Offshore wind will struggle to compete with onshore wind and solar on cost in many places. But it has some advantages compared to cheaper power sources — notably its generation profile and its geography. Offshore wind can be a “useful ally” as corporations look to source more renewable electricity, Bills said.
That alliance will become more important as buyers increase the focus on real-time matching of renewable power to their energy demands while moving away from clean-generation certificates.
“We’re seeing more and more interest in doing what we call physically delivered deals, that real-time settlement,” said Christen Blum, who leads the renewables and advisory practices at the advisory firm Edison Energy, which negotiates PPA deals on behalf of corporate clients. Offshore wind can play a role in that shift, said Blum.
Offshore wind could be valuable in a real-time PPA thanks to the uniformity of its generation profile. Many offshore wind farms have capacity factors around 50 percent, significantly higher than most onshore wind and solar plants. And offshore wind has a flatter load profile, Blum noted.
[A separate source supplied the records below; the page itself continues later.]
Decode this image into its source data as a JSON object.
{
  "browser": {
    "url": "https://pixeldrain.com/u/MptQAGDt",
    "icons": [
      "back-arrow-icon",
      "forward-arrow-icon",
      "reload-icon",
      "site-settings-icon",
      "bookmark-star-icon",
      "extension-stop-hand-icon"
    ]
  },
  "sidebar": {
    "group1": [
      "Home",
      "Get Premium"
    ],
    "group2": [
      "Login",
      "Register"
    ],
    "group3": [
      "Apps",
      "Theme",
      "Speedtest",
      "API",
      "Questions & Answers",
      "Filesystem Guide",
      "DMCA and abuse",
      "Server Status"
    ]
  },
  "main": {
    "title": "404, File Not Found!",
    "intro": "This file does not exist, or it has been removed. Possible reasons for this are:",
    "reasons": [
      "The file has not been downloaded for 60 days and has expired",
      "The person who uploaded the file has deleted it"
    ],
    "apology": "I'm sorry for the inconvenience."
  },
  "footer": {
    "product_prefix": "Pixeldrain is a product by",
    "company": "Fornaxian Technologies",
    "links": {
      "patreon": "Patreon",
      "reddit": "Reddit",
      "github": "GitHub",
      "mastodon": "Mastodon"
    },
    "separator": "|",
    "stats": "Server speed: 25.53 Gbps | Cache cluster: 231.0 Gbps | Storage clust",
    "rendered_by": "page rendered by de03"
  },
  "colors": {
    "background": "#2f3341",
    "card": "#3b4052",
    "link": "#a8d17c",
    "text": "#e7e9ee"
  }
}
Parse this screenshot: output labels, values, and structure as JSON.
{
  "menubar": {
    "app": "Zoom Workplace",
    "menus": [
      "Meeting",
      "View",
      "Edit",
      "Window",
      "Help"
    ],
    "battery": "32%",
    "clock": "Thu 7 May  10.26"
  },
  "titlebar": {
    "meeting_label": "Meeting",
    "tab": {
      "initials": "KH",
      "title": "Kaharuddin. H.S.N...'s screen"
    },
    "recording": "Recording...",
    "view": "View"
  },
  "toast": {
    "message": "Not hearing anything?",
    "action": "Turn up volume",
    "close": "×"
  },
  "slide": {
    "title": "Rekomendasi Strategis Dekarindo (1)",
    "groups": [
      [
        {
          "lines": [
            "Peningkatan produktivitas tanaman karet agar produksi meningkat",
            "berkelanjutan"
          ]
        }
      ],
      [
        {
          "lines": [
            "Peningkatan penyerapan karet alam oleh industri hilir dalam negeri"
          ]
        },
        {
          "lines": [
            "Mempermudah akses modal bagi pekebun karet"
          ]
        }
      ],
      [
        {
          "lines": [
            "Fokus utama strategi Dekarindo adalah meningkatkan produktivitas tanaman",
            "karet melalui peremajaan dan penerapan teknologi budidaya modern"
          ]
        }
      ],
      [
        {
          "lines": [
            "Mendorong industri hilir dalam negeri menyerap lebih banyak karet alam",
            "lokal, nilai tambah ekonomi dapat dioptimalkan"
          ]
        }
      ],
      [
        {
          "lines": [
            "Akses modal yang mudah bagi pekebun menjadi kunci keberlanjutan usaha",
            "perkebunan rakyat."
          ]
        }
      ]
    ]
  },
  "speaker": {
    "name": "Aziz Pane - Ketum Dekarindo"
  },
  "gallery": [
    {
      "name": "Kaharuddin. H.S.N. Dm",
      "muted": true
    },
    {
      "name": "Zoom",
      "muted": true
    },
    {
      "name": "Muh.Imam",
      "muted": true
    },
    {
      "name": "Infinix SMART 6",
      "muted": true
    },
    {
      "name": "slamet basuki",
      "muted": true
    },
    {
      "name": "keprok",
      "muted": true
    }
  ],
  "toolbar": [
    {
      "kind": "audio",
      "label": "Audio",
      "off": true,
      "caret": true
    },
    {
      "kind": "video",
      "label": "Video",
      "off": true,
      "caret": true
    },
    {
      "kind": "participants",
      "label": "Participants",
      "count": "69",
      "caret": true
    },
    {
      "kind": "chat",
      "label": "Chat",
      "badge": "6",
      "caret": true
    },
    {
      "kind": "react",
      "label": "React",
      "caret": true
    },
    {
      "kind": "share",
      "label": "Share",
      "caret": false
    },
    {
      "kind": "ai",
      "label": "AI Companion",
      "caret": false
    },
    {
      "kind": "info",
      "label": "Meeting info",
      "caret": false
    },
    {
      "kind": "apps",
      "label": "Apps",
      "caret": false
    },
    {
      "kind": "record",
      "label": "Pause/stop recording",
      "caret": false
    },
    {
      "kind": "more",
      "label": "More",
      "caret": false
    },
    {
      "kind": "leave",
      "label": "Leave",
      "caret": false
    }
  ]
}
Last year consultancy firm E3 compared the generation profiles (PDF) of solar, onshore wind and offshore wind in California, in a study conducted for developer Castle Wind. The capacity factor of an onshore wind farm swings between 20 percent and 45 percent over the course of a day. Solar soars during daylight hours and drops to nothing at night. Offshore wind, however, hovers between 45 percent and 55 percent all day long, the study found.
The generation profiles of solar, onshore wind and offshore wind. (Credit: E3/Castle Wind)
Then there’s the geographic benefit of offshore wind. Not every market has the cheap land of Oklahoma or sunny skies of California. Like much of Western Europe, states along the U.S. East Coast may not have many other options for new large-scale generation, particularly if they don’t want to build gas-fired capacity.
Edison Energy just opened a European-focused subsidiary, Altenex Energy, and is already working on deals where power is drawn from multiple sources and technologies. That blended approach plays into the hands of Ørsted and other offshore wind developers.
The corporate market for real-time matching of renewables is still in its infancy. For now, “19 out of 20” offtakers can get what they want from a more familiar PPA design, said Ørsted’s Errboe.
But the market for real-time matching deals is growing and becoming more creative. Norway’s Statkraft recently signed such a PPA with German automaker Daimler. (Statkraft’s task is made easier by its vast hydro resources.) Google signed a 350-megawatt deal with NV Energy that will use solar and batteries.
Ørsted has seen increased inquiries on real-time matching PPAs, and the company is looking into how it could meet that requirement, Errboe said. He declined to say what sort of technology mix would be needed but said it would almost certainly include offshore wind.
Despite the potential for corporate offshore wind deals, the commercial and industrial segment is unlikely to drive the offshore wind market any time soon. Government-backed tenders and other revenue-stabilizing measures have pulled in billions in investments in Europe alone, and they’re likely to continue underpinning projects for the foreseeable future, even as offshore wind prices drop.
“We are skeptical that purely merchant projects paired with a corporate PPA can attract the large volumes of investment necessary to install offshore wind at the scale and the pace needed to fully decarbonize Europe by 2050, as is laid out in the Green Deal,” says Errboe.
For now, at least, it looks like offshore wind may have more to offer the corporate PPA market than the other way around.